By Bentz Tozer, Jr., B.S., CPT
There’s a lot of talk in the media these days about the dangers of sugar, but is it accurate? Is there any amount of sugar that’s OK?
First of all, it’s important to note that some sugar occurs naturally in fruits and vegetables, which are important for a healthful diet. Glucose is an example of this type of sugar. It is used directly for energy in the body and can also be converted into glycogen, which is fuel for the body’s muscles. Fructose is another natural sugar, which is found in fruit and honey. Similarly, lactose is the sugar found in milk. Our bodies have the enzyme that’s necessary for us to process this type of sugar. People who lack this enzyme are lactose-intolerant.

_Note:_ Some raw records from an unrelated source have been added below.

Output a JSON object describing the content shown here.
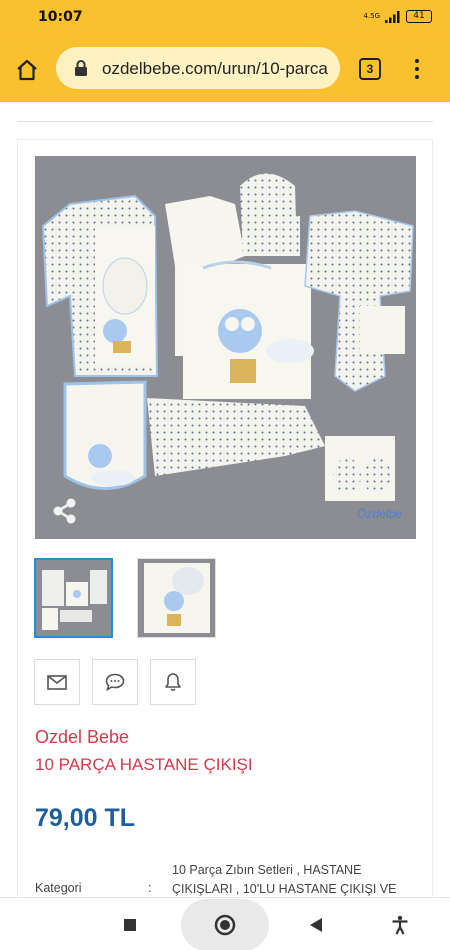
{
  "status_bar": {
    "time": "10:07",
    "network": "4.5G",
    "battery": "41"
  },
  "browser": {
    "url": "ozdelbebe.com/urun/10-parca",
    "tab_count": "3"
  },
  "product": {
    "brand": "Ozdel Bebe",
    "title": "10 PARÇA HASTANE ÇIKIŞI",
    "price": "79,00 TL",
    "category_label": "Kategori",
    "category_separator": ":",
    "category_value": "10 Parça Zıbın Setleri , HASTANE ÇIKIŞLARI , 10'LU HASTANE ÇIKIŞI VE"
  },
  "image_logo_text": "Özdelbe",
  "colors": {
    "browser_bar": "#fbc02d",
    "brand_text": "#d23b4d",
    "price_text": "#1c5f9c",
    "active_thumb_border": "#1e90d6",
    "image_background": "#8a8c91"
  },
  "icons": {
    "home": "home-icon",
    "lock": "lock-icon",
    "menu": "more-vertical-icon",
    "share": "share-icon",
    "mail": "envelope-icon",
    "comment": "comment-icon",
    "bell": "bell-icon",
    "nav_recent": "square-icon",
    "nav_home": "circle-icon",
    "nav_back": "triangle-back-icon",
    "nav_accessibility": "accessibility-icon"
  }
}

Fruits and vegetables contain fiber, vitamins and other nutrients that help balance out the sugar they contain and also help the body more easily process these naturally occurring sugars. When people speak of the “dangers of sugar,” they are talking about processed or refined sugars.
Processed sugars contain no nutritional value: they are empty calories. There’s no fiber, no healthful enzymes, no vitamins and no minerals. Therefore, when you consume these types of sugars, the body must borrow nutrients from healthy cells in the body in order to process them. This causes harmful stress to the body and can create long-term damage. For example, the body will pull calcium from our teeth and bones in order to help process refined sugar. Over a long period of time, this calcium depletion can lead to tooth decay and even osteoporosis.

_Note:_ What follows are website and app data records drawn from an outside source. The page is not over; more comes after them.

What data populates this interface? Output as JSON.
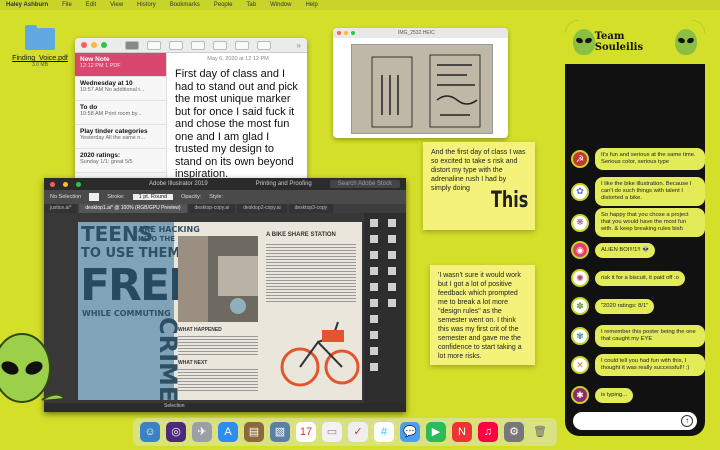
{
  "menubar": {
    "app": "Haley Ashburn",
    "items": [
      "File",
      "Edit",
      "View",
      "History",
      "Bookmarks",
      "People",
      "Tab",
      "Window",
      "Help"
    ]
  },
  "desktop": {
    "file_name": "Finding_Voice.pdf",
    "file_sub": "3.0 MB"
  },
  "notes": {
    "list": [
      {
        "title": "New Note",
        "time": "12:12 PM",
        "preview": "1 PDF"
      },
      {
        "title": "Wednesday at 10",
        "time": "10:57 AM",
        "preview": "No additional t..."
      },
      {
        "title": "To do",
        "time": "10:58 AM",
        "preview": "Print room by..."
      },
      {
        "title": "Play tinder categories",
        "time": "Yesterday",
        "preview": "All the same n..."
      },
      {
        "title": "2020 ratings:",
        "time": "Sunday",
        "preview": "1/1: great 5/5"
      }
    ],
    "date": "May 6, 2020 at 12:12 PM",
    "text": "First day of class and I had to stand out and pick the most unique marker but for once I said fuck it and chose the most fun one and I am glad I trusted my design to stand on its own beyond inspiration."
  },
  "preview": {
    "title": "IMG_2532.HEIC"
  },
  "illustrator": {
    "app_title": "Adobe Illustrator 2019",
    "workspace": "Printing and Proofing",
    "search_placeholder": "Search Adobe Stock",
    "selection_label": "No Selection",
    "stroke_label": "Stroke:",
    "stroke_value": "1 pt. Round",
    "opacity_label": "Opacity:",
    "style_label": "Style:",
    "tabs": [
      "justice.ai*",
      "desktop1.ai* @ 100% (RGB/GPU Preview)",
      "desktop-copy.ai",
      "desktop2-copy.ai",
      "desktop3-copy"
    ],
    "status": "Selection",
    "poster": {
      "teens": "TEENS",
      "hacking": "ARE HACKING",
      "into": "INTO THE BIKES",
      "use": "TO USE THEM FOR",
      "free": "FREE",
      "commuting": "WHILE COMMUTING",
      "crimes": "CRIMES",
      "heading1": "A BIKE SHARE STATION",
      "heading2": "WHAT HAPPENED",
      "heading3": "WHAT NEXT"
    }
  },
  "sticky1": {
    "text": "And the first day of class I was so excited to take s risk and distort my type with the adrenaline rush I had by simply doing",
    "big": "This"
  },
  "sticky2": {
    "text": "'I wasn't sure it would work but I got a lot of positive feedback which prompted me to break a lot more \"design rules\" as the semester went on. I think this was my first crit of the semester and gave me the confidence to start taking a lot more risks."
  },
  "messages": {
    "title": "Team Souleilis",
    "items": [
      {
        "text": "It's fun and serious at the same time. Serious color, serious type"
      },
      {
        "text": "I like the bike illustration. Because I can't do such things with talent I distorted a bike."
      },
      {
        "text": "So happy that you chose a project that you would have the most fun with. & keep breaking rules bish"
      },
      {
        "text": "ALIEN BOI!!!1!! 👽"
      },
      {
        "text": "risk it for a biscuit, it paid off :o"
      },
      {
        "text": "\"2020 ratings: 8/1\""
      },
      {
        "text": "I remember this poster being the one that caught my EYE"
      },
      {
        "text": "I could tell you had fun with this, I thought it was really successful!! :)"
      },
      {
        "text": "is typing..."
      }
    ]
  },
  "colors": {
    "background": "#d4df2a",
    "notes_selected": "#d9476f",
    "bubble": "#e3ec58",
    "sticky": "#f4f27a"
  }
}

Processed or refined sugars can also stress the liver. Our liver converts glucose into glycogen from the healthful foods we eat and stores it to be used as the body needs it. Since it already has this glycogen storage, it converts processed sugars into fat. Some of this fat gets transported into the body as triglycerides, some of it remains in the liver, which can contribute to non-alcoholic fatty liver disease. Eventually, the liver can become insulin-resistant.
Regular consumption of processed sugars creates a rapid rise in blood-sugar levels. This causes the pancreas to work overtime trying to produce enough insulin to stabilize the level of sugar in the blood. When they are no longer able to do so, blood-sugar levels elevate significantly, and without the proper amount of insulin to even it out, the body develops diabetes.
According to Dr. Robert Lustig, professor of Clinical Pediatrics in the Division of Endocrinology at the University of California, the body can safely process six teaspoons of sugar per day. Most Americans consume over three times that amount.
This excess consumption causes metabolic dysfunction, which creates weight gain, high blood pressure and elevated blood-sugar levels and triglycerides. It also turns off the body’s appetite-control system, basically tricking your body into thinking it has not been satisfied, causing you to crave more and more. It creates a dependence or addiction in the brain, the same way alcohol or drugs do.
The American Association for Cancer Research (AACR) has discovered that processed-sugar consumption can greatly increase the risk of cancer. According to the studies done by AACR, the way the body metabolizes these sugars is “pivotal” for cancer growth. Cancer cells use processed sugars to increase the growth of the diseased cells and also to spread them throughout the body, greatly decreasing the chances of survival.
Processed foods are everywhere today, so it is very important to pay attention to what you are consuming. In order for the body to function well, it needs to be fed well. This means eating healthful, natural foods as much as possible and limiting the amount of processed foods, in particular, processed or refined sugars.
Be Well Tips– Consult a physician before changing or starting a new diet.– Limit the amount of processed foods consumed.– Eat primarily natural foods.– Limit sugar to 25 grams per day.– Drink plenty of water.